With over twenty years experience in physical fitness and coaching, Harry Legum is the founder of Annapolis Sailing Fitness – the first sailing-specific fitness studio in the US. Legum has designed and delivered hands-on physical fitness training for junior-level, high school, college, Olympic and Americas Cup competitors.
For more about Harry and Annapolis Sailing Fitness, go to AnnapolisSailingFitness.com.
- Yes World, Sailors are Athletes Too!
by sports physiologist Jane Kent.. (Reprinted from USOSC Pipeline ‘82)
- Sportsmedicine Question & Answer
by sports physiologist Jane Kent. (Reprinted from USOSC Pipeline ‘83)
- FAQs: Physical Training for Sailors
by Harry Legum, founder of Annapolis Sailing Fitness.

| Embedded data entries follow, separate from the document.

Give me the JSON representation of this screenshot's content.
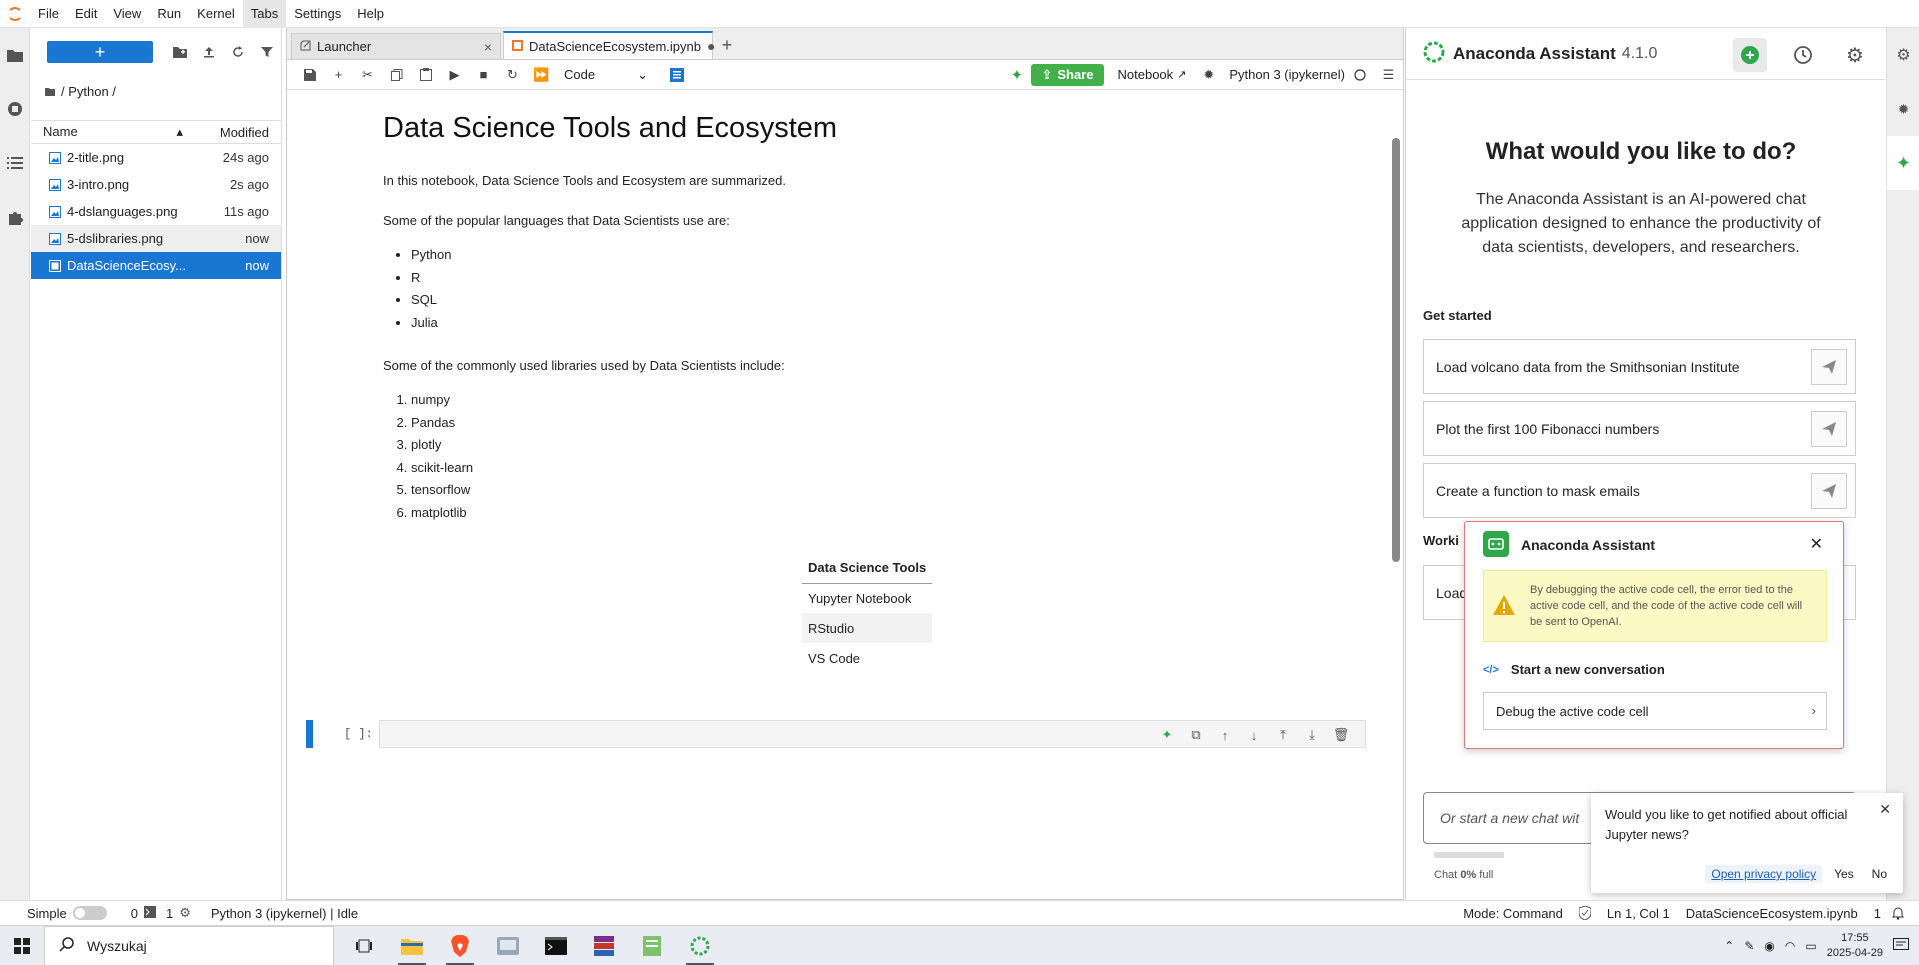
{
  "menubar": {
    "items": [
      "File",
      "Edit",
      "View",
      "Run",
      "Kernel",
      "Tabs",
      "Settings",
      "Help"
    ]
  },
  "filebrowser": {
    "breadcrumb": "/ Python /",
    "col_name": "Name",
    "col_modified": "Modified",
    "files": [
      {
        "name": "2-title.png",
        "modified": "24s ago"
      },
      {
        "name": "3-intro.png",
        "modified": "2s ago"
      },
      {
        "name": "4-dslanguages.png",
        "modified": "11s ago"
      },
      {
        "name": "5-dslibraries.png",
        "modified": "now"
      },
      {
        "name": "DataScienceEcosy...",
        "modified": "now"
      }
    ]
  },
  "tabs": {
    "launcher": "Launcher",
    "notebook": "DataScienceEcosystem.ipynb"
  },
  "toolbar": {
    "cell_type": "Code",
    "share": "Share",
    "notebook": "Notebook",
    "kernel": "Python 3 (ipykernel)"
  },
  "notebook": {
    "title": "Data Science Tools and Ecosystem",
    "intro": "In this notebook, Data Science Tools and Ecosystem are summarized.",
    "languages_intro": "Some of the popular languages that Data Scientists use are:",
    "languages": [
      "Python",
      "R",
      "SQL",
      "Julia"
    ],
    "libraries_intro": "Some of the commonly used libraries used by Data Scientists include:",
    "libraries": [
      "numpy",
      "Pandas",
      "plotly",
      "scikit-learn",
      "tensorflow",
      "matplotlib"
    ],
    "table_header": "Data Science Tools",
    "table_rows": [
      "Yupyter Notebook",
      "RStudio",
      "VS Code"
    ],
    "prompt": "[ ]:"
  },
  "assistant": {
    "title": "Anaconda Assistant",
    "version": "4.1.0",
    "heading": "What would you like to do?",
    "description": "The Anaconda Assistant is an AI-powered chat application designed to enhance the productivity of data scientists, developers, and researchers.",
    "get_started": "Get started",
    "suggestions": [
      "Load volcano data from the Smithsonian Institute",
      "Plot the first 100 Fibonacci numbers",
      "Create a function to mask emails"
    ],
    "working_label": "Worki",
    "working_item": "Load",
    "input_placeholder": "Or start a new chat wit",
    "usage_label": "Chat",
    "usage_value": "0%",
    "usage_suffix": "full"
  },
  "popup": {
    "title": "Anaconda Assistant",
    "warning": "By debugging the active code cell, the error tied to the active code cell, and the code of the active code cell will be sent to OpenAI.",
    "subheading": "Start a new conversation",
    "action": "Debug the active code cell"
  },
  "notification": {
    "text": "Would you like to get notified about official Jupyter news?",
    "link": "Open privacy policy",
    "yes": "Yes",
    "no": "No"
  },
  "statusbar": {
    "mode_label": "Simple",
    "terminals": "0",
    "kernels": "1",
    "kernel_status": "Python 3 (ipykernel) | Idle",
    "mode": "Mode: Command",
    "position": "Ln 1, Col 1",
    "file": "DataScienceEcosystem.ipynb",
    "count": "1"
  },
  "taskbar": {
    "search": "Wyszukaj",
    "time": "17:55",
    "date": "2025-04-29"
  },
  "colors": {
    "accent": "#1976d2",
    "share": "#43b04a",
    "assistant_green": "#2ea84a"
  }
}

The psychological component in sailboat racing may be more important than in almost any other sport. That’s because sailing is such a mental game. You need intense concentration for hours at a time, and you have to make thousands of decisions in every race. Then there are all the pressures of competing against other sailors and trying to win.
If you get excessively nervous, fold under pressure, don’t get along well with people, or have trouble absorbing lots of input all at once, success will be difficult. This applies to racing around the buoys as well as managing your campaign. Here are some resource articles on sports psychology for sailing that may help you “keep it together” when the going gets rough.
- Sports Psychology and Olympic Sailing – A New Dimension
Interview by Dave Powlison (Reprinted from USOSC Pipeline ’82)
- Set goals, keep learning and have fun!
By David Dellenbaugh. (Reprinted from Speed & Smarts)
- Psychological Advice for Racing Sailors
Interview with Dr. Jerry May, one of America’s most respected sports psychologists. (Reprinted from Speed & Smarts)
- MIND GAMES: A Basic Primer on Sports Psychology for the Racing Sailor
By Jim Young, former director of the USOSC Sports Medicine program. (Reprinted from Pipeline ’83)